*** Block opens ***

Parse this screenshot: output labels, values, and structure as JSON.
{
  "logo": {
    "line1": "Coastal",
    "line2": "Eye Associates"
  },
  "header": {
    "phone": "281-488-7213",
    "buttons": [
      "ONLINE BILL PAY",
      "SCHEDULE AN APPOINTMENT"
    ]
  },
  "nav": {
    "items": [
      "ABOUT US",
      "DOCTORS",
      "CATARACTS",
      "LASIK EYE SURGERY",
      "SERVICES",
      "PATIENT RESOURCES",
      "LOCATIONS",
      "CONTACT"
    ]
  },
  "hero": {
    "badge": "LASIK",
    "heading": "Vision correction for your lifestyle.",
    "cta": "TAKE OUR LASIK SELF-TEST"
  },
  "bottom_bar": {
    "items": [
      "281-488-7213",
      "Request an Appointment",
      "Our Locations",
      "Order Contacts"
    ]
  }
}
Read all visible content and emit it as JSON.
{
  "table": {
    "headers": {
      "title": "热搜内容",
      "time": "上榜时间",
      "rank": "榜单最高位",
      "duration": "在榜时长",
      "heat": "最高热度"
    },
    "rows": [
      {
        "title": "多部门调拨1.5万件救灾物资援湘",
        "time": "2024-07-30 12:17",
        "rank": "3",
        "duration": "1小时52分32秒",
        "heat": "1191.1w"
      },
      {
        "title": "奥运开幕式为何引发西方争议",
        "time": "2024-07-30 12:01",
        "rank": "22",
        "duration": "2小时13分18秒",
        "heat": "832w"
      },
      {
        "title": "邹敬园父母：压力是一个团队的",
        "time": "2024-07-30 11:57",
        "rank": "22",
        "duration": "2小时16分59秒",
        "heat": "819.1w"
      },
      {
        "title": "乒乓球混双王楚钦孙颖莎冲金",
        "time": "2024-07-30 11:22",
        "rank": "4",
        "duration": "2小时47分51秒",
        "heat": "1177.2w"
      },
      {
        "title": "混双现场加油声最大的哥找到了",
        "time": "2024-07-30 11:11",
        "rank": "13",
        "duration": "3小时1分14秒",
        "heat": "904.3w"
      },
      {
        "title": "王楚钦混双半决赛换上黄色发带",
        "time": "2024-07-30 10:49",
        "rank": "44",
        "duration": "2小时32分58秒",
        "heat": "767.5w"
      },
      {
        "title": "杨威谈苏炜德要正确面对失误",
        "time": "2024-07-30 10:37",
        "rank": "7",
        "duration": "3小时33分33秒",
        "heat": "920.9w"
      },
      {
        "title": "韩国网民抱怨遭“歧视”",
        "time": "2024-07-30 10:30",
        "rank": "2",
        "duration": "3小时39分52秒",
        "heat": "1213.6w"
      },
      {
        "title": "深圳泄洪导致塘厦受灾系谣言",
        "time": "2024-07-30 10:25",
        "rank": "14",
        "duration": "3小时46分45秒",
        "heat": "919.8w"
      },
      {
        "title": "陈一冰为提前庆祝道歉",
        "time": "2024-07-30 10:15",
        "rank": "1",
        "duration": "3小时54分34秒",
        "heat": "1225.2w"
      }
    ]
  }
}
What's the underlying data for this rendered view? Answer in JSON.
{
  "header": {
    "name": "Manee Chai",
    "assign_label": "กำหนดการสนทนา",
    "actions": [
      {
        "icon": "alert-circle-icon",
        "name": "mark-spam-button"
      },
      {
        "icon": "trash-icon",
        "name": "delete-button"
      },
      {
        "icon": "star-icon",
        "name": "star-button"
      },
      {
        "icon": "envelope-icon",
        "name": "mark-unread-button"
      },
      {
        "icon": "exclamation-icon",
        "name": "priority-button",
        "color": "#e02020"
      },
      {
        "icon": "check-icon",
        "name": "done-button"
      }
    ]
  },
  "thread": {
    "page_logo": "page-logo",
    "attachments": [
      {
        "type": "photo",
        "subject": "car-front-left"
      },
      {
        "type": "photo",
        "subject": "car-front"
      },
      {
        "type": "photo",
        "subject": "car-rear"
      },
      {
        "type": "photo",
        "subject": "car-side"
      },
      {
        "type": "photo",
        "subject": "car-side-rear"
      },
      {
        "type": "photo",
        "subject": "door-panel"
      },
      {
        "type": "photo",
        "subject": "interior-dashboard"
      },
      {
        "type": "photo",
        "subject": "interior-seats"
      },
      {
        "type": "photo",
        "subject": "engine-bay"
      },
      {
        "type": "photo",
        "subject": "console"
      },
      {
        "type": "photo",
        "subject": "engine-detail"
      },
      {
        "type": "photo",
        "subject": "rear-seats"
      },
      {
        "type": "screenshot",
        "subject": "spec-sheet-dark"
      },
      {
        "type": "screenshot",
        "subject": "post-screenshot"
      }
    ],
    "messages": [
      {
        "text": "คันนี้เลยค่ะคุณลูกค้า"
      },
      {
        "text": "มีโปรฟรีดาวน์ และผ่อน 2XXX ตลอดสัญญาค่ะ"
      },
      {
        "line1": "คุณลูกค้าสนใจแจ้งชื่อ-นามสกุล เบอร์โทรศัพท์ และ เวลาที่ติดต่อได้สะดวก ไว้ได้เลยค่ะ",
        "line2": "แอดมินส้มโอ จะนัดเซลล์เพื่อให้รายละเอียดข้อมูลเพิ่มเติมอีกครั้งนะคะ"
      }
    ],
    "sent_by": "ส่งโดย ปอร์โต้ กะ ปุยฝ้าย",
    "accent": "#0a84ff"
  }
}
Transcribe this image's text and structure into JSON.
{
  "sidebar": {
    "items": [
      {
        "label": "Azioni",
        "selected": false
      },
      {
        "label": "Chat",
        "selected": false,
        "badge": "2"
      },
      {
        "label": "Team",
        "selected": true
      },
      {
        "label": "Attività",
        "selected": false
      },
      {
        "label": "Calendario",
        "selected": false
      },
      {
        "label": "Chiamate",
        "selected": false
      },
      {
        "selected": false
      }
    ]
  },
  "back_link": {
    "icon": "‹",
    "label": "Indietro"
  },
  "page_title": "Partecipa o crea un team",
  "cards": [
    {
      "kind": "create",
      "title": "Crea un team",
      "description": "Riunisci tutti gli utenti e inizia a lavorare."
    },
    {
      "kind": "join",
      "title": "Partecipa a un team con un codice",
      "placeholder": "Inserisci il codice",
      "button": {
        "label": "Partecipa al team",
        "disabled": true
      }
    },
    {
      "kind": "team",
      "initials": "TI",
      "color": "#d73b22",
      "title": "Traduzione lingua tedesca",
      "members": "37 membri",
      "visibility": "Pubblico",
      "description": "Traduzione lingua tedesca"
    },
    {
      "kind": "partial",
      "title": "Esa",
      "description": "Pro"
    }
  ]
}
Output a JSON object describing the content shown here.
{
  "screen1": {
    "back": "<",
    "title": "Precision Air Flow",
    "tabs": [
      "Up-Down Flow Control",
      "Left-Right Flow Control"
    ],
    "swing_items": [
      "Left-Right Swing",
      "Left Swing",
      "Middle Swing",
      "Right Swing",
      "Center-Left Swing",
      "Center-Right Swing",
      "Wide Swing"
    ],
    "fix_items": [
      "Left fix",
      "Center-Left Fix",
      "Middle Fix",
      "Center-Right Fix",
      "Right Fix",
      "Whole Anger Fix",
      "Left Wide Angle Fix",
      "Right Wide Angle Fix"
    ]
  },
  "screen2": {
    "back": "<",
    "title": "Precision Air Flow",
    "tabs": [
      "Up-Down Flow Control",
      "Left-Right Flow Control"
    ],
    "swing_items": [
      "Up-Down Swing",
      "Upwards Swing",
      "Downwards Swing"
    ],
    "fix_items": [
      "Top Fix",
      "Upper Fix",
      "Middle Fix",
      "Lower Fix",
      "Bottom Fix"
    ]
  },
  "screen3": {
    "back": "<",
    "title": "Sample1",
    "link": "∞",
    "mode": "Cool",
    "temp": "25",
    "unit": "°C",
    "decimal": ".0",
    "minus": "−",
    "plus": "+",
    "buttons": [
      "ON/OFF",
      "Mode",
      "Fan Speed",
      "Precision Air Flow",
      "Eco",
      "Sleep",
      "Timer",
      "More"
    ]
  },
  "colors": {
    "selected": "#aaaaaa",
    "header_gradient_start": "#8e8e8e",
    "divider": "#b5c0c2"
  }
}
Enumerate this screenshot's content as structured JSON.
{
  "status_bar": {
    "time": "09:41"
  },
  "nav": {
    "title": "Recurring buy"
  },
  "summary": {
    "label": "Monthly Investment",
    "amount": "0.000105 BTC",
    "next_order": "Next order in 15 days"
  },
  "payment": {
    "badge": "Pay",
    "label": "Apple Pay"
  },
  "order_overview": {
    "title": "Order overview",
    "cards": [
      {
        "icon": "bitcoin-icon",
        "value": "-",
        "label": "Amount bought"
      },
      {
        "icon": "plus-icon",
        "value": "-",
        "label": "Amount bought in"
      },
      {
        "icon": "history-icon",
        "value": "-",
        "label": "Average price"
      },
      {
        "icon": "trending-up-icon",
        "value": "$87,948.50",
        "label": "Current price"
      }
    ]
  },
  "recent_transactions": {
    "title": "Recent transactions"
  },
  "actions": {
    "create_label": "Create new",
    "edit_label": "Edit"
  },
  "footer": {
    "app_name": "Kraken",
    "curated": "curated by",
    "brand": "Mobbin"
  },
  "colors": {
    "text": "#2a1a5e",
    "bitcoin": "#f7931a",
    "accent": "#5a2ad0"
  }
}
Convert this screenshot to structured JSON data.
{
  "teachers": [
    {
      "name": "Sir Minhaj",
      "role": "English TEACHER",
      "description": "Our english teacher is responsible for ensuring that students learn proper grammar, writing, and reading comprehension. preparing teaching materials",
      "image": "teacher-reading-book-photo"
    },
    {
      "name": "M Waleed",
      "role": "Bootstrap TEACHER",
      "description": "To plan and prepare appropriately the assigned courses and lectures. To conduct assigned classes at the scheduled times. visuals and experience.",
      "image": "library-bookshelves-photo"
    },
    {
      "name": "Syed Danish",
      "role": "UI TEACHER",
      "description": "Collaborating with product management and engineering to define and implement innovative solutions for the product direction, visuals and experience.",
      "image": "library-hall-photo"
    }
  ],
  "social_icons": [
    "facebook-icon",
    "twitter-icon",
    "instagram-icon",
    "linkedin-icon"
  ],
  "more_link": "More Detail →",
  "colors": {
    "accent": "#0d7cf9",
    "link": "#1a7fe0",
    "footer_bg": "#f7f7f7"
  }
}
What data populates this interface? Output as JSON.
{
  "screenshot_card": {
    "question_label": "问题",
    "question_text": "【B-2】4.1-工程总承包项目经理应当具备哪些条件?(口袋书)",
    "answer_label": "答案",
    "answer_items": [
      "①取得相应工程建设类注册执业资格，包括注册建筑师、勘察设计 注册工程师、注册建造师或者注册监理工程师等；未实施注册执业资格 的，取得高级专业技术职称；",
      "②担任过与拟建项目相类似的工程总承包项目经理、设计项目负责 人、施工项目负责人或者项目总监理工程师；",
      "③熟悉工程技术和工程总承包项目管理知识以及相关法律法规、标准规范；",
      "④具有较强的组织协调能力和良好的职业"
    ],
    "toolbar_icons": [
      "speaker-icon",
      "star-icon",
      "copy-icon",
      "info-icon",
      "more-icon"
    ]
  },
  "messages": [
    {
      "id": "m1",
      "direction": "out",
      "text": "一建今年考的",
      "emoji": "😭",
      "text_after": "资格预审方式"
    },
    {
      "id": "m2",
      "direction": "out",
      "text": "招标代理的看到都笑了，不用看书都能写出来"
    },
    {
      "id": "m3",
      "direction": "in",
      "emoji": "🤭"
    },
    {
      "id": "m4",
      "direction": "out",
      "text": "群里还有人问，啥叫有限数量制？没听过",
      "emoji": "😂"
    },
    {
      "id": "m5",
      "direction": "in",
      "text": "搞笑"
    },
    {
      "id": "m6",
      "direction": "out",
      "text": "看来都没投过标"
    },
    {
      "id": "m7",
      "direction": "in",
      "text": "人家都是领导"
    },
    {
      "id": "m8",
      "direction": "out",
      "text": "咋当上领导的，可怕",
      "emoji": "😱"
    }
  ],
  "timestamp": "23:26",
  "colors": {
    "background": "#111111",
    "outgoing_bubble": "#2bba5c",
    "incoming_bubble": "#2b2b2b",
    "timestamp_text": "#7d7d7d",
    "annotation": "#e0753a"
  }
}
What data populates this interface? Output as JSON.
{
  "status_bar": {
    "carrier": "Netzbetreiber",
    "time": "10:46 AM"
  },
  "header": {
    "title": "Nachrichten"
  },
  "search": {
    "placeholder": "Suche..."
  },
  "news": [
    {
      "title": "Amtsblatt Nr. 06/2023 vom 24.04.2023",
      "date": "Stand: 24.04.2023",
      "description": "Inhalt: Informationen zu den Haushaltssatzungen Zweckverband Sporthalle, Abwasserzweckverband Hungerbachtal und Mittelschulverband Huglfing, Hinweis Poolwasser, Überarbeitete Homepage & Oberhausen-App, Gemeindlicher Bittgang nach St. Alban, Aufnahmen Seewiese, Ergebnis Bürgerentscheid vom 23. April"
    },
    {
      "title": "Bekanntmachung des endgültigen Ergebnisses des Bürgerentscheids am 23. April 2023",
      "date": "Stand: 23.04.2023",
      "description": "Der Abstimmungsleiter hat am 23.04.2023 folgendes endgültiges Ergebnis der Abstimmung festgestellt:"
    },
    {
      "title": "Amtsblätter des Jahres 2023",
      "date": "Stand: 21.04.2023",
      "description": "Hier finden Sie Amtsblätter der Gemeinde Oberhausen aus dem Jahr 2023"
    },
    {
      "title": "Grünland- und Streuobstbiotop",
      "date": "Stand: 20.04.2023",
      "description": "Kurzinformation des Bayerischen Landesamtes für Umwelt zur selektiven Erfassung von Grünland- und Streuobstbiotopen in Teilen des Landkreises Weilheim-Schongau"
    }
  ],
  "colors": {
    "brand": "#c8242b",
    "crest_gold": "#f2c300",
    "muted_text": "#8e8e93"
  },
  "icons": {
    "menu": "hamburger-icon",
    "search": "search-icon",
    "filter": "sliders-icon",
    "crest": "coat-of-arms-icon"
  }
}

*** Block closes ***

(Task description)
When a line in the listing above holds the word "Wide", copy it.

(Solved exercise)
      "Wide Swing"
      "Left Wide Angle Fix",
      "Right Wide Angle Fix"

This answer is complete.